Trafficking, Migration, Gender
Feminist work on global human trafficking has highlighted the conceptual difficulty of differentiating between trafficking and migration. This paper uses a cross-country UN dataset on human trafficking to empirically evaluate the socio-economic characteristics of high trafficking origin countries and compare them to patterns that have emerged in the literature on migration. In particular, we ask how and how much per capita income and gender inequality matter in shaping patterns of human trafficking origin. Ordinal logit regressions corrected for sample selection bias tell us that trafficking has an inverse-U shaped relationship with income per capita, and, controlling for income, is more likely in countries with higher shares of female to male income. These results suggest strong parallels between patterns of trafficking and migration and lead us to believe that trafficking cannot be addressed without addressing the drivers of migration.

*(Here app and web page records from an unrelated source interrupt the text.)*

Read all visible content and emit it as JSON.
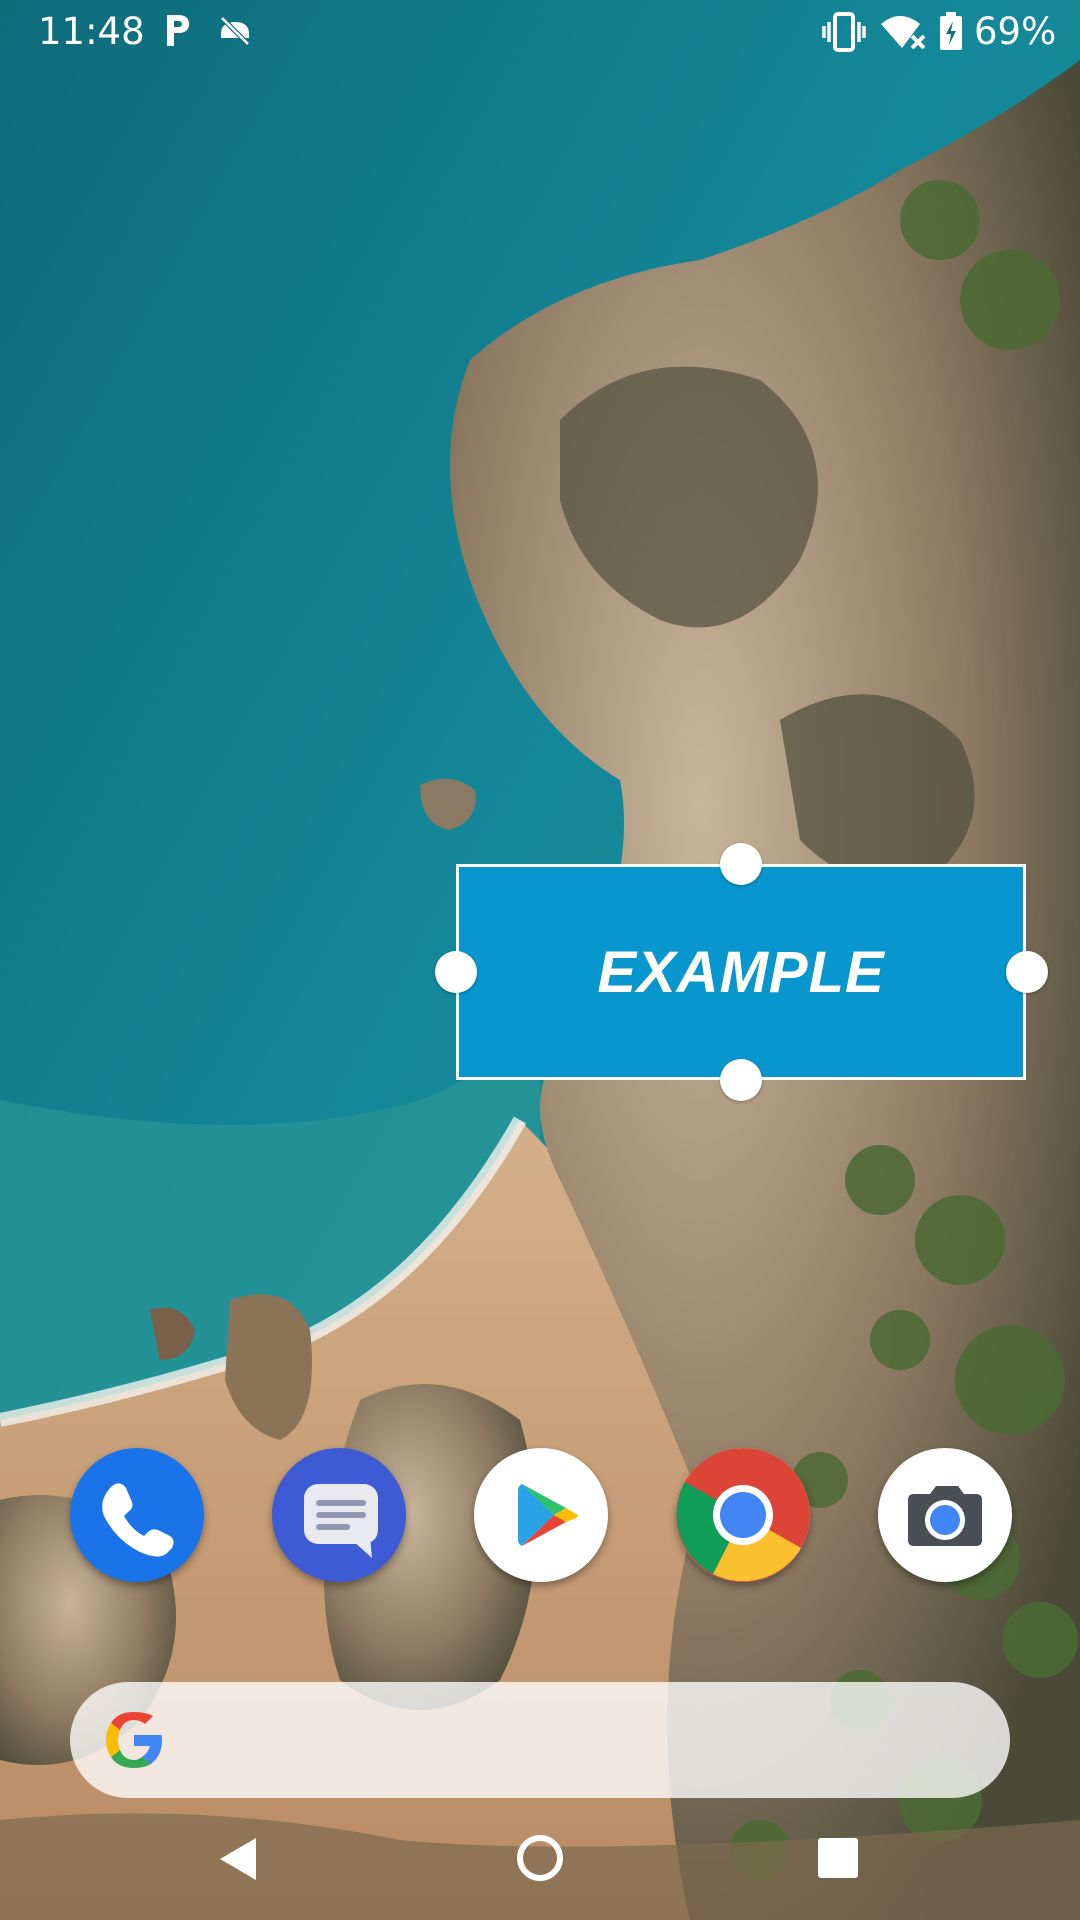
{
  "status_bar": {
    "time": "11:48",
    "battery_percent": "69%",
    "icons": [
      "parking-icon",
      "do-not-disturb-icon",
      "vibrate-icon",
      "wifi-no-internet-icon",
      "battery-charging-icon"
    ]
  },
  "widget": {
    "label": "EXAMPLE",
    "background_color": "#0896cf",
    "resize_handles": [
      "top",
      "left",
      "right",
      "bottom"
    ]
  },
  "dock": {
    "apps": [
      {
        "name": "phone-icon",
        "color": "#1a73e8"
      },
      {
        "name": "messages-icon",
        "color": "#3c5bd4"
      },
      {
        "name": "play-store-icon",
        "color": "#ffffff"
      },
      {
        "name": "chrome-icon",
        "color": "#ffffff"
      },
      {
        "name": "camera-icon",
        "color": "#ffffff"
      }
    ]
  },
  "search_bar": {
    "logo": "google-g-icon"
  },
  "nav_bar": {
    "buttons": [
      "back-button",
      "home-button",
      "recents-button"
    ]
  }
}
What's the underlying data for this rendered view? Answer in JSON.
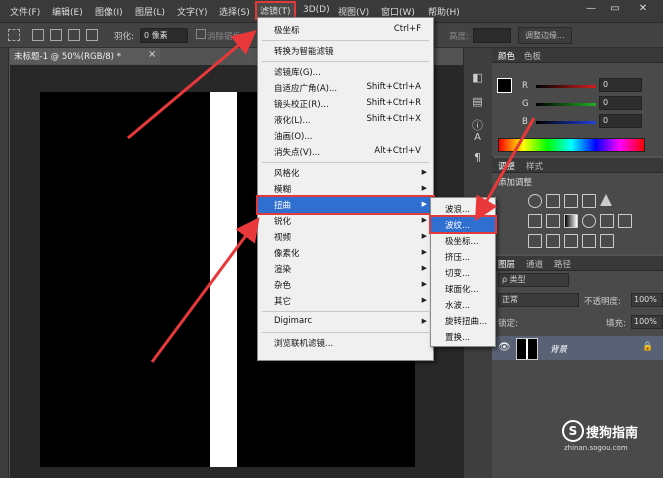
{
  "menubar": {
    "items": [
      "文件(F)",
      "编辑(E)",
      "图像(I)",
      "图层(L)",
      "文字(Y)",
      "选择(S)",
      "滤镜(T)",
      "3D(D)",
      "视图(V)",
      "窗口(W)",
      "帮助(H)"
    ],
    "active_index": 6,
    "window_controls": [
      "—",
      "▭",
      "✕"
    ]
  },
  "options": {
    "feather_label": "羽化:",
    "feather_value": "0 像素",
    "antialias_label": "消除锯齿",
    "height_label": "高度:",
    "refine_edge": "调整边缘..."
  },
  "document": {
    "tab_title": "未标题-1 @ 50%(RGB/8) *",
    "close": "×"
  },
  "filter_menu": {
    "items": [
      {
        "label": "极坐标",
        "shortcut": "Ctrl+F"
      },
      {
        "sep": true
      },
      {
        "label": "转换为智能滤镜"
      },
      {
        "sep": true
      },
      {
        "label": "滤镜库(G)..."
      },
      {
        "label": "自适应广角(A)...",
        "shortcut": "Shift+Ctrl+A"
      },
      {
        "label": "镜头校正(R)...",
        "shortcut": "Shift+Ctrl+R"
      },
      {
        "label": "液化(L)...",
        "shortcut": "Shift+Ctrl+X"
      },
      {
        "label": "油画(O)..."
      },
      {
        "label": "消失点(V)...",
        "shortcut": "Alt+Ctrl+V"
      },
      {
        "sep": true
      },
      {
        "label": "风格化",
        "submenu": true
      },
      {
        "label": "模糊",
        "submenu": true
      },
      {
        "label": "扭曲",
        "submenu": true,
        "selected": true
      },
      {
        "label": "锐化",
        "submenu": true
      },
      {
        "label": "视频",
        "submenu": true
      },
      {
        "label": "像素化",
        "submenu": true
      },
      {
        "label": "渲染",
        "submenu": true
      },
      {
        "label": "杂色",
        "submenu": true
      },
      {
        "label": "其它",
        "submenu": true
      },
      {
        "sep": true
      },
      {
        "label": "Digimarc",
        "submenu": true
      },
      {
        "sep": true
      },
      {
        "label": "浏览联机滤镜..."
      }
    ]
  },
  "distort_submenu": {
    "items": [
      {
        "label": "波浪..."
      },
      {
        "label": "波纹...",
        "selected": true
      },
      {
        "label": "极坐标..."
      },
      {
        "label": "挤压..."
      },
      {
        "label": "切变..."
      },
      {
        "label": "球面化..."
      },
      {
        "label": "水波..."
      },
      {
        "label": "旋转扭曲..."
      },
      {
        "label": "置换..."
      }
    ]
  },
  "color_panel": {
    "tabs": [
      "颜色",
      "色板"
    ],
    "channels": [
      {
        "label": "R",
        "value": "0",
        "color": "#d42020"
      },
      {
        "label": "G",
        "value": "0",
        "color": "#20b020"
      },
      {
        "label": "B",
        "value": "0",
        "color": "#2040e0"
      }
    ]
  },
  "adjust_panel": {
    "tabs": [
      "调整",
      "样式"
    ],
    "title": "添加调整"
  },
  "layers_panel": {
    "tabs": [
      "图层",
      "通道",
      "路径"
    ],
    "kind_label": "ρ 类型",
    "blend_mode": "正常",
    "opacity_label": "不透明度:",
    "opacity_value": "100%",
    "lock_label": "锁定:",
    "fill_label": "填充:",
    "fill_value": "100%",
    "layer_name": "背景"
  },
  "watermark": {
    "logo": "S",
    "text": "搜狗指南",
    "url": "zhinan.sogou.com"
  },
  "icons": [
    "eye-icon",
    "lock-icon",
    "gear-icon",
    "brightness-icon",
    "levels-icon",
    "curves-icon",
    "exposure-icon"
  ]
}
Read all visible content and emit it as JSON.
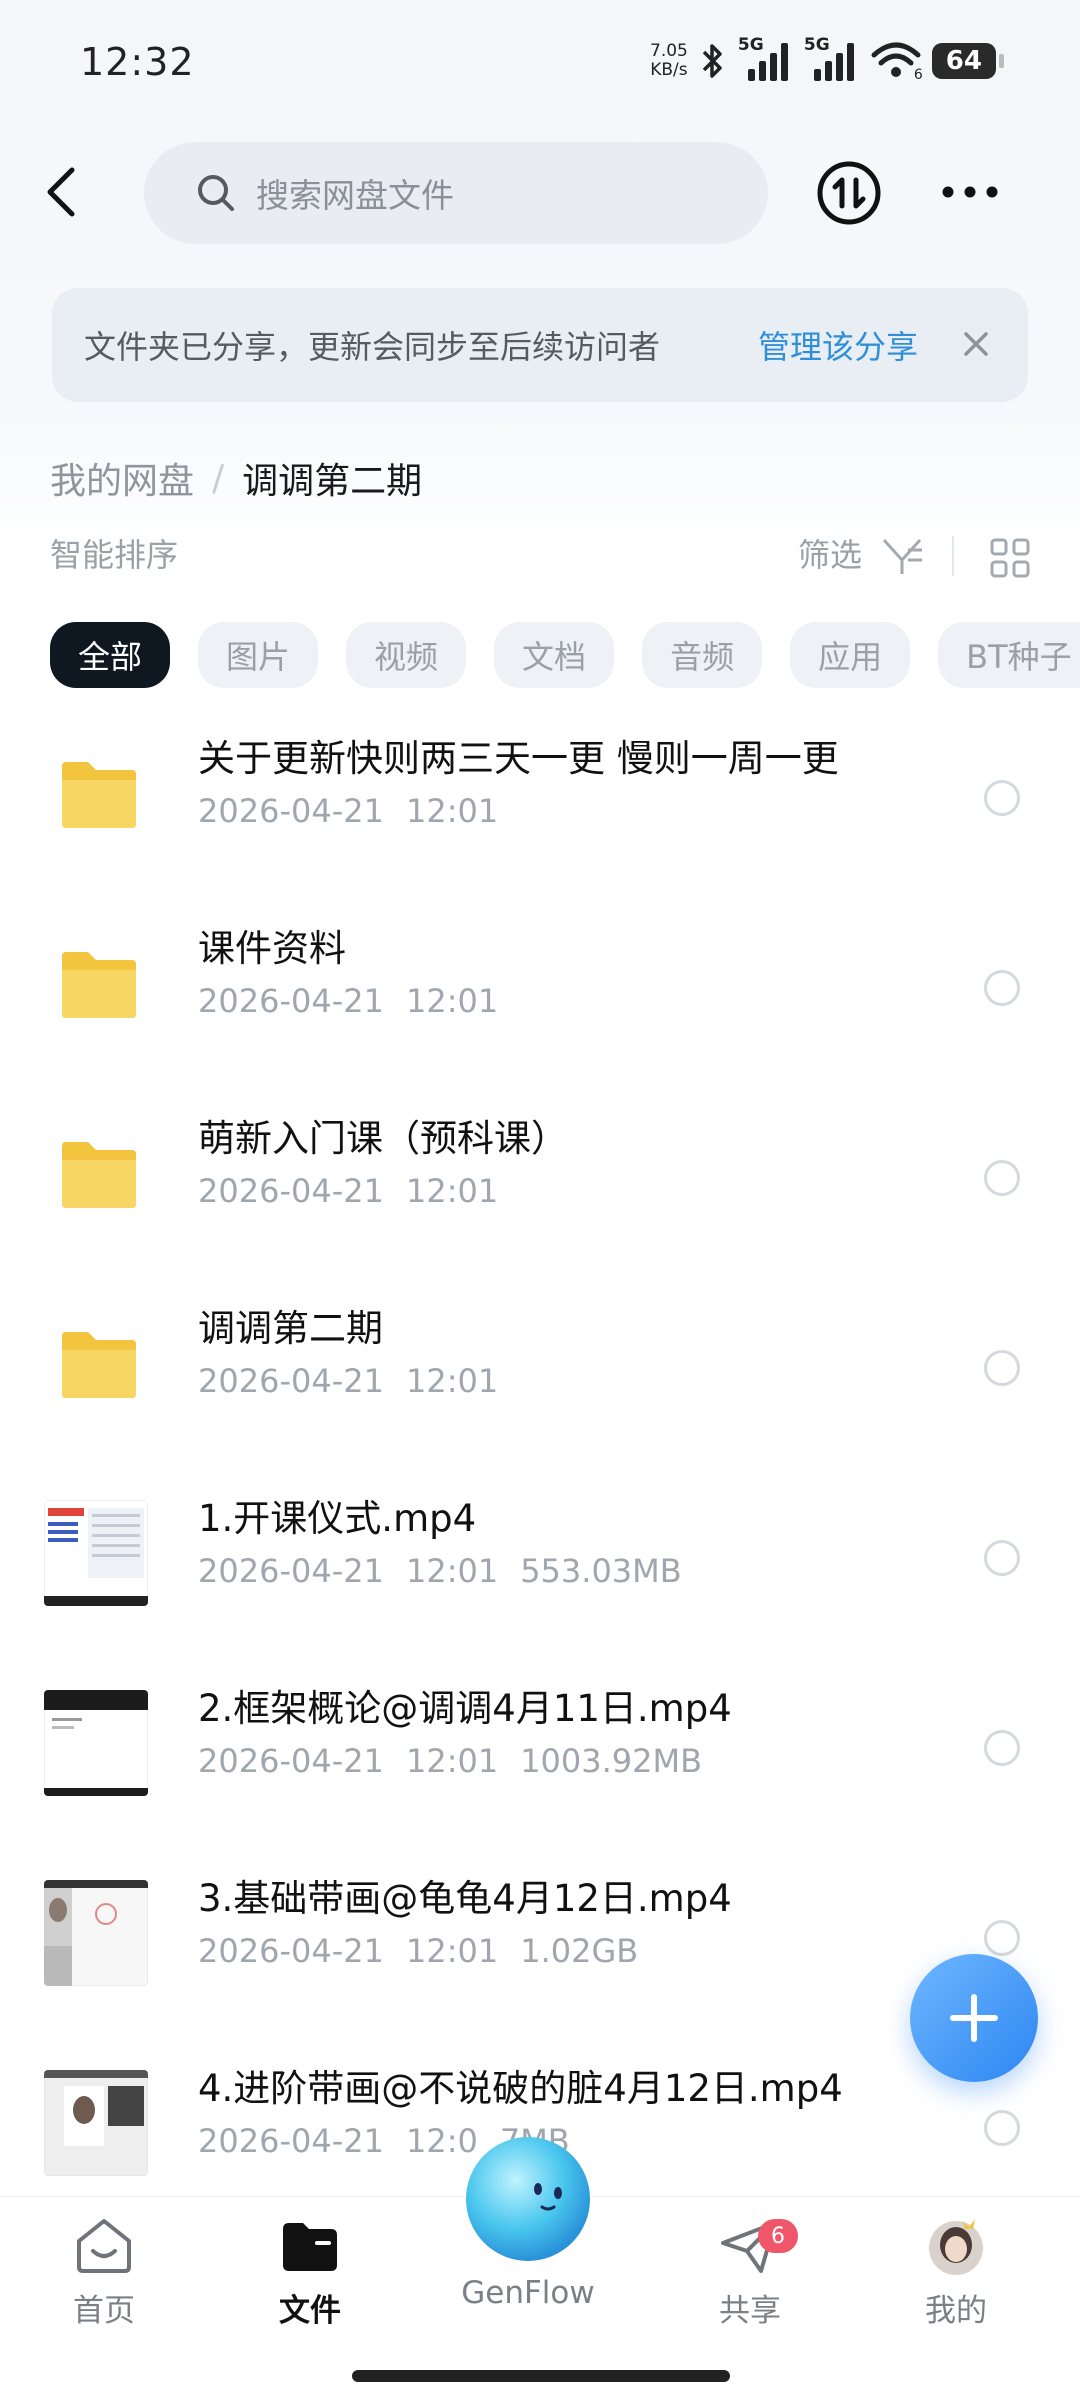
{
  "status_bar": {
    "time": "12:32",
    "speed_value": "7.05",
    "speed_unit": "KB/s",
    "network_1": "5G",
    "network_2": "5G",
    "wifi_badge": "6",
    "battery": "64"
  },
  "header": {
    "back_icon": "chevron-left-icon",
    "search_placeholder": "搜索网盘文件",
    "transfer_icon": "upload-download-icon",
    "more_icon": "more-dots-icon"
  },
  "share_banner": {
    "text": "文件夹已分享，更新会同步至后续访问者",
    "link": "管理该分享"
  },
  "breadcrumb": {
    "root": "我的网盘",
    "separator": "/",
    "current": "调调第二期"
  },
  "toolbar": {
    "sort_label": "智能排序",
    "filter_label": "筛选"
  },
  "chips": [
    "全部",
    "图片",
    "视频",
    "文档",
    "音频",
    "应用",
    "BT种子"
  ],
  "files": [
    {
      "name": "关于更新快则两三天一更 慢则一周一更",
      "date": "2026-04-21",
      "time": "12:01",
      "size": "",
      "kind": "folder"
    },
    {
      "name": "课件资料",
      "date": "2026-04-21",
      "time": "12:01",
      "size": "",
      "kind": "folder"
    },
    {
      "name": "萌新入门课（预科课）",
      "date": "2026-04-21",
      "time": "12:01",
      "size": "",
      "kind": "folder"
    },
    {
      "name": "调调第二期",
      "date": "2026-04-21",
      "time": "12:01",
      "size": "",
      "kind": "folder"
    },
    {
      "name": "1.开课仪式.mp4",
      "date": "2026-04-21",
      "time": "12:01",
      "size": "553.03MB",
      "kind": "video"
    },
    {
      "name": "2.框架概论@调调4月11日.mp4",
      "date": "2026-04-21",
      "time": "12:01",
      "size": "1003.92MB",
      "kind": "video"
    },
    {
      "name": "3.基础带画@龟龟4月12日.mp4",
      "date": "2026-04-21",
      "time": "12:01",
      "size": "1.02GB",
      "kind": "video"
    },
    {
      "name": "4.进阶带画@不说破的脏4月12日.mp4",
      "date": "2026-04-21",
      "time": "12:0",
      "size": "7MB",
      "kind": "video"
    }
  ],
  "fab_icon": "plus-icon",
  "nav": {
    "items": [
      {
        "label": "首页",
        "icon": "home-icon"
      },
      {
        "label": "文件",
        "icon": "folder-icon"
      },
      {
        "label": "GenFlow",
        "icon": "genflow-mascot-icon"
      },
      {
        "label": "共享",
        "icon": "send-icon",
        "badge": "6"
      },
      {
        "label": "我的",
        "icon": "avatar"
      }
    ]
  },
  "colors": {
    "accent_link": "#2f8fd8",
    "chip_active": "#0f1720",
    "fab": "#2d86f2",
    "badge": "#f0566a",
    "folder": "#f7cf4c"
  }
}
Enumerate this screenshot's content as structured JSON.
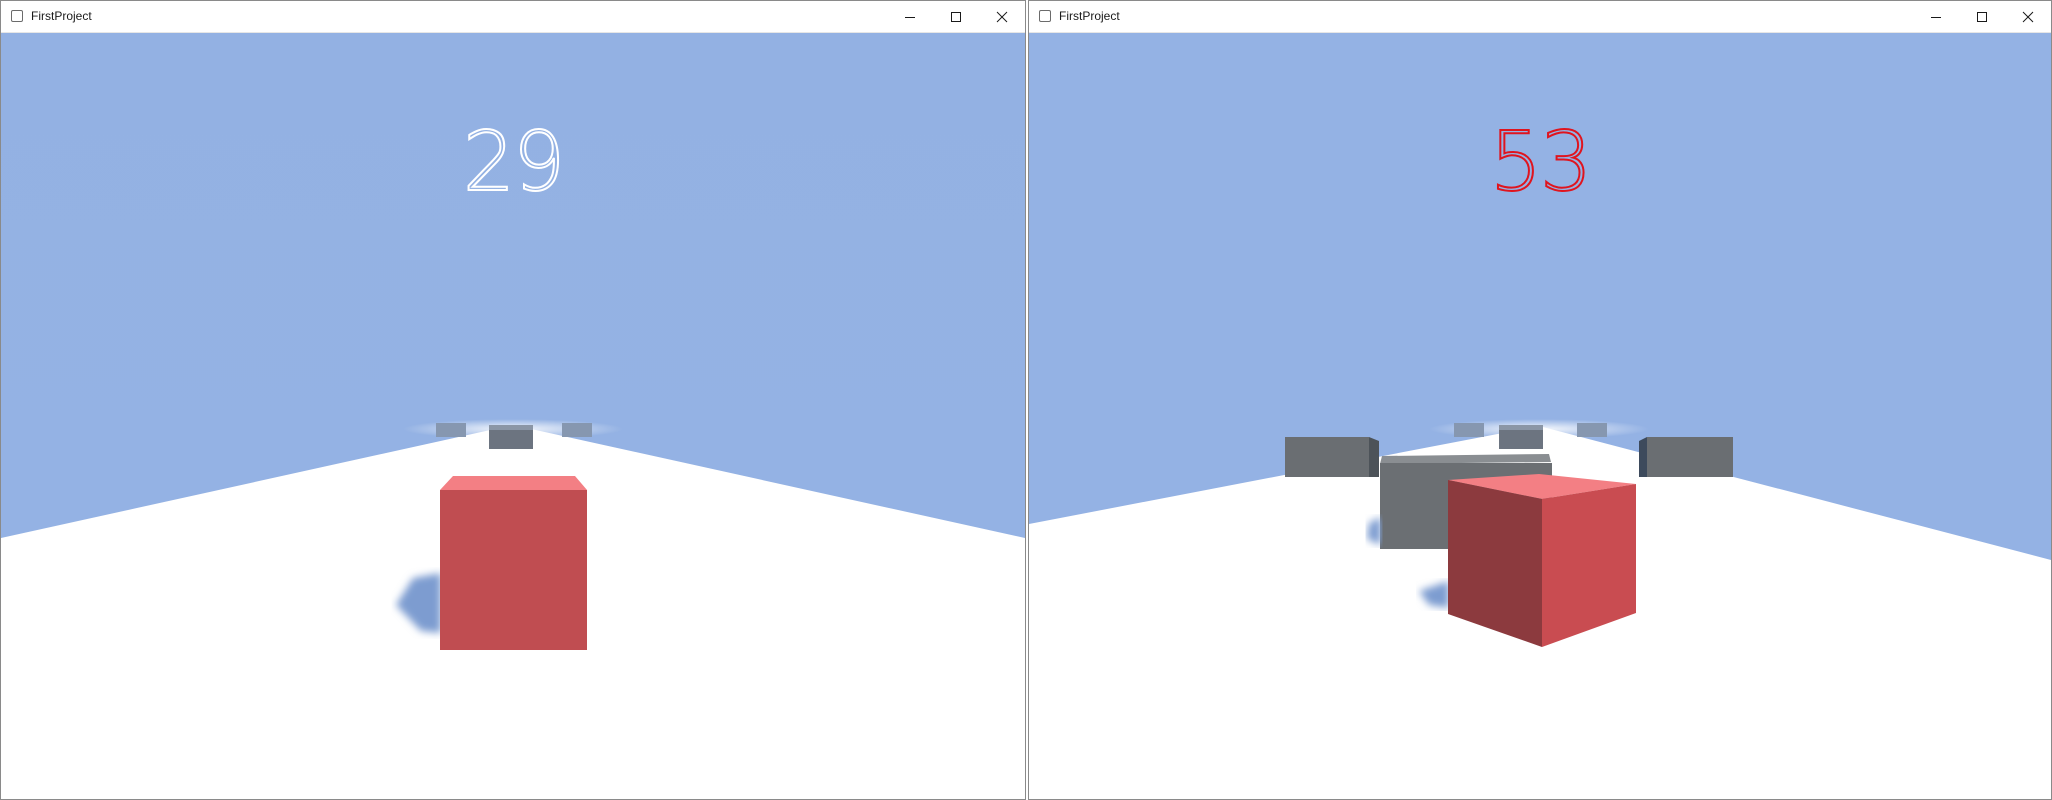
{
  "windows": [
    {
      "title": "FirstProject",
      "score": "29",
      "score_color": "#ffffff",
      "controls": {
        "minimize": "minimize-icon",
        "maximize": "maximize-icon",
        "close": "close-icon"
      }
    },
    {
      "title": "FirstProject",
      "score": "53",
      "score_color": "#e0141e",
      "controls": {
        "minimize": "minimize-icon",
        "maximize": "maximize-icon",
        "close": "close-icon"
      }
    }
  ],
  "colors": {
    "sky": "#94b2e4",
    "ground": "#ffffff",
    "player_cube": "#c44d51",
    "obstacle": "#6b7074",
    "shadow": "#7d9cd0"
  }
}
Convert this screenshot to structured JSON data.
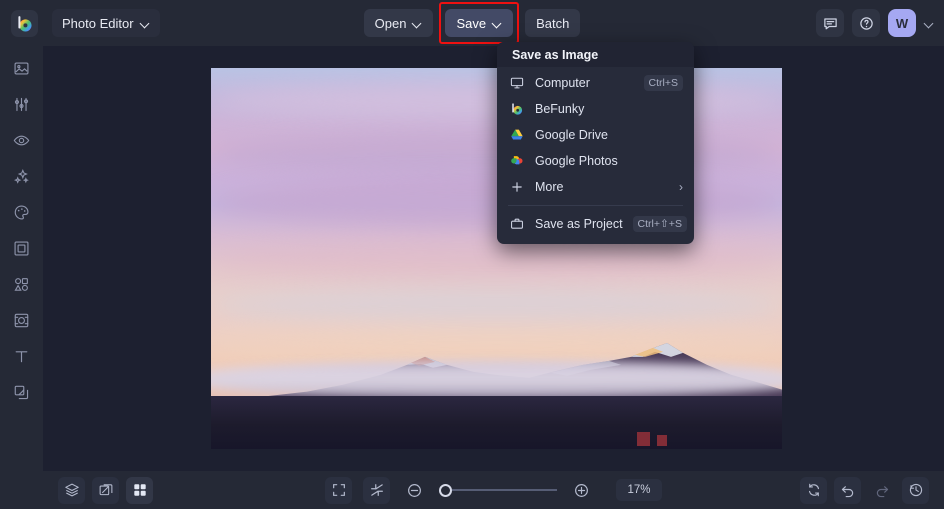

© 2012 Taylor & Francis
Rao, S.; and Presenti, C. (2012). Understanding Human Trafficking Origin: A Cross-Country Empirical Analysis. Feminist Economics 18(2): 231-263. https://doi.org/10.1080/13545701.2012.680978